**WHAT THE TASK ASKS**
Check every line below for the string "with". Copy the ones that have it.

Component data from apps and pages:

================================

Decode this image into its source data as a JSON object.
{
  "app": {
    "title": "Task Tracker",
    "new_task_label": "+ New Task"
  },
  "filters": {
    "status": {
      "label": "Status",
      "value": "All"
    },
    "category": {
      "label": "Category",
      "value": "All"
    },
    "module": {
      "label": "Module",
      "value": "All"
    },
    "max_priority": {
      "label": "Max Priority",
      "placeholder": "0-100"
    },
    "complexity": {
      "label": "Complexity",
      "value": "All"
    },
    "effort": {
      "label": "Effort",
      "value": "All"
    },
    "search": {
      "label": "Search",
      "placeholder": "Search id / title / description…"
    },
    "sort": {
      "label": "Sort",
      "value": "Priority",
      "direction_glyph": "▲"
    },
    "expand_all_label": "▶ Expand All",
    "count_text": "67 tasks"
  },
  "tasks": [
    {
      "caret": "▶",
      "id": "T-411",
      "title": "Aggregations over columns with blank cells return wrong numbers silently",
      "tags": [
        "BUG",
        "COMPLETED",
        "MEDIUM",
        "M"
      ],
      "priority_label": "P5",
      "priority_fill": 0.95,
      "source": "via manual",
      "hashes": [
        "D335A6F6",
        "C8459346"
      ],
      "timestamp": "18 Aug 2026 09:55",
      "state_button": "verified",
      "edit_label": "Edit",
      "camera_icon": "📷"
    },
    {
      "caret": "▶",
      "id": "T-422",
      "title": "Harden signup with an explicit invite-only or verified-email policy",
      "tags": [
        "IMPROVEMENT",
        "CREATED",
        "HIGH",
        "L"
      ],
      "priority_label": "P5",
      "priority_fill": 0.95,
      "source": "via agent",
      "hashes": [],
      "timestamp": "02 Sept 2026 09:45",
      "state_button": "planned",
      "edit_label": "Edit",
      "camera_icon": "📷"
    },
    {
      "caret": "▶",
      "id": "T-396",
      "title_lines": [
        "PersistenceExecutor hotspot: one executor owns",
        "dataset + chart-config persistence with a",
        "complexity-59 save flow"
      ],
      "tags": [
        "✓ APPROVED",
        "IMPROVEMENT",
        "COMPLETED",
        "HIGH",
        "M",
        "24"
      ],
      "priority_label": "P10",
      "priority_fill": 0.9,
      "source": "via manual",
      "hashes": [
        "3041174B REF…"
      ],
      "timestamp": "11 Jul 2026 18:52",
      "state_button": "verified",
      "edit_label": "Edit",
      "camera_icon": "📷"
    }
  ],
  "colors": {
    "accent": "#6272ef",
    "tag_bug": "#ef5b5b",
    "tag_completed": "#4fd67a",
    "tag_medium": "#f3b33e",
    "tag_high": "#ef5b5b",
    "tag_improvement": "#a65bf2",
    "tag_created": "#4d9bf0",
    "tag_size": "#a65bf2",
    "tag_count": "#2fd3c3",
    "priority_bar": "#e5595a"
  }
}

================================

**ANSWER**
      "title": "Aggregations over columns with blank cells return wrong numbers silently",
      "title": "Harden signup with an explicit invite-only or verified-email policy",
        "dataset + chart-config persistence with a",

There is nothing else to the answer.